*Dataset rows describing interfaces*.
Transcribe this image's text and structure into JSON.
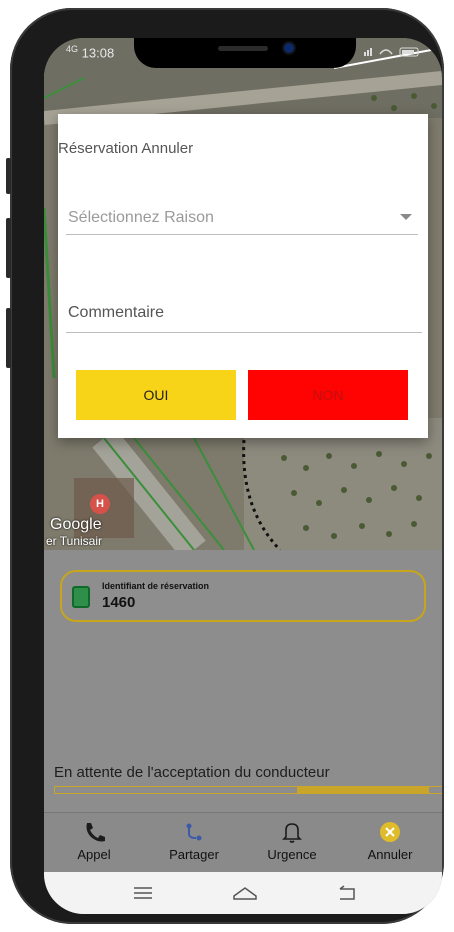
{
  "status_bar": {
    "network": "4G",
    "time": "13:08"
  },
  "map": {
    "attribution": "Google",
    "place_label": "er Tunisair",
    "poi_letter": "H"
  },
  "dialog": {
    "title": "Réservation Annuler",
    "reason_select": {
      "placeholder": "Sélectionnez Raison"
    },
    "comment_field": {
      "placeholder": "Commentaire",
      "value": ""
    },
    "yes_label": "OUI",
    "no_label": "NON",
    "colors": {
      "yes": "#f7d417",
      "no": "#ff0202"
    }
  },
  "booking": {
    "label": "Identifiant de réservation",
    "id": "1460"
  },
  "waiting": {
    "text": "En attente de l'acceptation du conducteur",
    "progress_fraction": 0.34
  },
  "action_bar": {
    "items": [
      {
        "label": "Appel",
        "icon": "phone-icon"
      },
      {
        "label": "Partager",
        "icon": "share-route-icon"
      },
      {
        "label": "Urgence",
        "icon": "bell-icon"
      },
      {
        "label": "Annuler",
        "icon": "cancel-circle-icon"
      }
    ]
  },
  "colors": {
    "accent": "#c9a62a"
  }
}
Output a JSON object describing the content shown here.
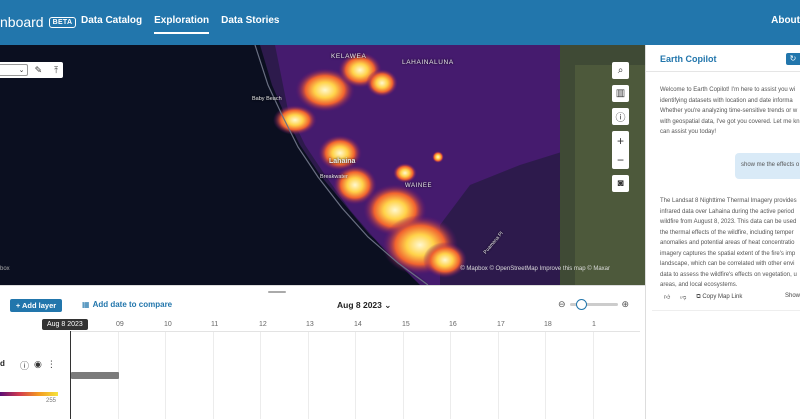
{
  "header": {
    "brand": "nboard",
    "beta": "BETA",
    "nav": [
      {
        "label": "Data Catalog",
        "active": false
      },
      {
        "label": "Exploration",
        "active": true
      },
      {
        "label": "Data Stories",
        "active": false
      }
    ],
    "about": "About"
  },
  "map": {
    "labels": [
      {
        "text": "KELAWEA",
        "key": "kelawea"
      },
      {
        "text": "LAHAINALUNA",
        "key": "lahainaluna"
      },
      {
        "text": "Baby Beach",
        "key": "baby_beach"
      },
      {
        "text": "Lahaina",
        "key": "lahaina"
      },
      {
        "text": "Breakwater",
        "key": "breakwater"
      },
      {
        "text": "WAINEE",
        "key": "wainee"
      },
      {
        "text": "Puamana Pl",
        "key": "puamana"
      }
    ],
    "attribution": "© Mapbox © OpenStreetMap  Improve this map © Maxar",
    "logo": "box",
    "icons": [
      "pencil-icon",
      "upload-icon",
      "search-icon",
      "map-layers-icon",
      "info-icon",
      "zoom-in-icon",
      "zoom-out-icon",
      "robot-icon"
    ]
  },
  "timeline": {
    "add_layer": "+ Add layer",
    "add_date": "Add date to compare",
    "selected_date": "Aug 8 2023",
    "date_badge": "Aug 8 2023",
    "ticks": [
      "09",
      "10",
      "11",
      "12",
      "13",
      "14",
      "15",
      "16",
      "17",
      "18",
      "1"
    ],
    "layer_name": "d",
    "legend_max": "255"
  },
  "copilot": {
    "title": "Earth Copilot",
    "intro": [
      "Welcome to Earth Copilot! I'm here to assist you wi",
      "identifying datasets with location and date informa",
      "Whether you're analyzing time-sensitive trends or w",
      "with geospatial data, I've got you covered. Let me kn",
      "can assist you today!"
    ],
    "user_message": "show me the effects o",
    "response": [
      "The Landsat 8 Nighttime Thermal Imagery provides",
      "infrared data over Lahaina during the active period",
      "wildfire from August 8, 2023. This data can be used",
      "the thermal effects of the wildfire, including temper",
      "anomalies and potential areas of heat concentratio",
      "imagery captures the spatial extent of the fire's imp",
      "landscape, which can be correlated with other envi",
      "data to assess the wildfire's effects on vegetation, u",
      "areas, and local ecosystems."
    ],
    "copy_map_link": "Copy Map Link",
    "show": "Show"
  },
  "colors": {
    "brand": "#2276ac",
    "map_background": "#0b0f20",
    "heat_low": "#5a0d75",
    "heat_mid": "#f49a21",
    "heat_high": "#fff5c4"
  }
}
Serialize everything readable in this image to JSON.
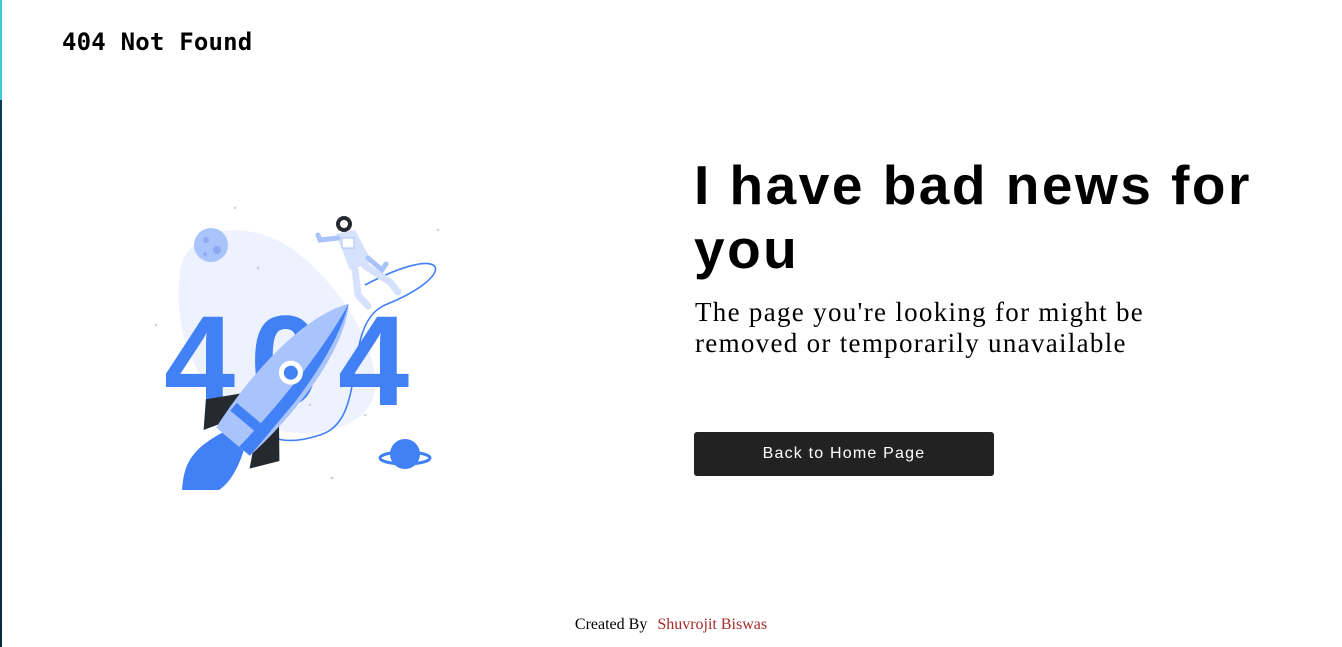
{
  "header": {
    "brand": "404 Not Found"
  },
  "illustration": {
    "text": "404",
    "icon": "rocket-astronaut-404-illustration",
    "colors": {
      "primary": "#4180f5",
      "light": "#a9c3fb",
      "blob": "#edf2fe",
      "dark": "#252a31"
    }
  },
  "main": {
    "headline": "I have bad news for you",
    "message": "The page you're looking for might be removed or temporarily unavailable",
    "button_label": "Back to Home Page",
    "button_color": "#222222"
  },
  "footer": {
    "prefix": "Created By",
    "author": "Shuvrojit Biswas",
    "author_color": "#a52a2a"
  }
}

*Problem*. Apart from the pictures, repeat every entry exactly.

*Output below*.
Transcribe this image's text and structure into JSON.
{
  "status_bar": {
    "network": "4G",
    "time": "13:08"
  },
  "map": {
    "attribution": "Google",
    "place_label": "er Tunisair",
    "poi_letter": "H"
  },
  "dialog": {
    "title": "Réservation Annuler",
    "reason_select": {
      "placeholder": "Sélectionnez Raison"
    },
    "comment_field": {
      "placeholder": "Commentaire",
      "value": ""
    },
    "yes_label": "OUI",
    "no_label": "NON",
    "colors": {
      "yes": "#f7d417",
      "no": "#ff0202"
    }
  },
  "booking": {
    "label": "Identifiant de réservation",
    "id": "1460"
  },
  "waiting": {
    "text": "En attente de l'acceptation du conducteur",
    "progress_fraction": 0.34
  },
  "action_bar": {
    "items": [
      {
        "label": "Appel",
        "icon": "phone-icon"
      },
      {
        "label": "Partager",
        "icon": "share-route-icon"
      },
      {
        "label": "Urgence",
        "icon": "bell-icon"
      },
      {
        "label": "Annuler",
        "icon": "cancel-circle-icon"
      }
    ]
  },
  "colors": {
    "accent": "#c9a62a"
  }
}
Output a JSON object describing the content shown here.
{
  "header": {
    "brand": "nboard",
    "beta": "BETA",
    "nav": [
      {
        "label": "Data Catalog",
        "active": false
      },
      {
        "label": "Exploration",
        "active": true
      },
      {
        "label": "Data Stories",
        "active": false
      }
    ],
    "about": "About"
  },
  "map": {
    "labels": [
      {
        "text": "KELAWEA",
        "key": "kelawea"
      },
      {
        "text": "LAHAINALUNA",
        "key": "lahainaluna"
      },
      {
        "text": "Baby Beach",
        "key": "baby_beach"
      },
      {
        "text": "Lahaina",
        "key": "lahaina"
      },
      {
        "text": "Breakwater",
        "key": "breakwater"
      },
      {
        "text": "WAINEE",
        "key": "wainee"
      },
      {
        "text": "Puamana Pl",
        "key": "puamana"
      }
    ],
    "attribution": "© Mapbox © OpenStreetMap  Improve this map © Maxar",
    "logo": "box",
    "icons": [
      "pencil-icon",
      "upload-icon",
      "search-icon",
      "map-layers-icon",
      "info-icon",
      "zoom-in-icon",
      "zoom-out-icon",
      "robot-icon"
    ]
  },
  "timeline": {
    "add_layer": "+ Add layer",
    "add_date": "Add date to compare",
    "selected_date": "Aug 8 2023",
    "date_badge": "Aug 8 2023",
    "ticks": [
      "09",
      "10",
      "11",
      "12",
      "13",
      "14",
      "15",
      "16",
      "17",
      "18",
      "1"
    ],
    "layer_name": "d",
    "legend_max": "255"
  },
  "copilot": {
    "title": "Earth Copilot",
    "intro": [
      "Welcome to Earth Copilot! I'm here to assist you wi",
      "identifying datasets with location and date informa",
      "Whether you're analyzing time-sensitive trends or w",
      "with geospatial data, I've got you covered. Let me kn",
      "can assist you today!"
    ],
    "user_message": "show me the effects o",
    "response": [
      "The Landsat 8 Nighttime Thermal Imagery provides",
      "infrared data over Lahaina during the active period",
      "wildfire from August 8, 2023. This data can be used",
      "the thermal effects of the wildfire, including temper",
      "anomalies and potential areas of heat concentratio",
      "imagery captures the spatial extent of the fire's imp",
      "landscape, which can be correlated with other envi",
      "data to assess the wildfire's effects on vegetation, u",
      "areas, and local ecosystems."
    ],
    "copy_map_link": "Copy Map Link",
    "show": "Show"
  },
  "colors": {
    "brand": "#2276ac",
    "map_background": "#0b0f20",
    "heat_low": "#5a0d75",
    "heat_mid": "#f49a21",
    "heat_high": "#fff5c4"
  }
}
Serialize everything readable in this image to JSON.
{
  "header": {
    "brand": "404 Not Found"
  },
  "illustration": {
    "text": "404",
    "icon": "rocket-astronaut-404-illustration",
    "colors": {
      "primary": "#4180f5",
      "light": "#a9c3fb",
      "blob": "#edf2fe",
      "dark": "#252a31"
    }
  },
  "main": {
    "headline": "I have bad news for you",
    "message": "The page you're looking for might be removed or temporarily unavailable",
    "button_label": "Back to Home Page",
    "button_color": "#222222"
  },
  "footer": {
    "prefix": "Created By",
    "author": "Shuvrojit Biswas",
    "author_color": "#a52a2a"
  }
}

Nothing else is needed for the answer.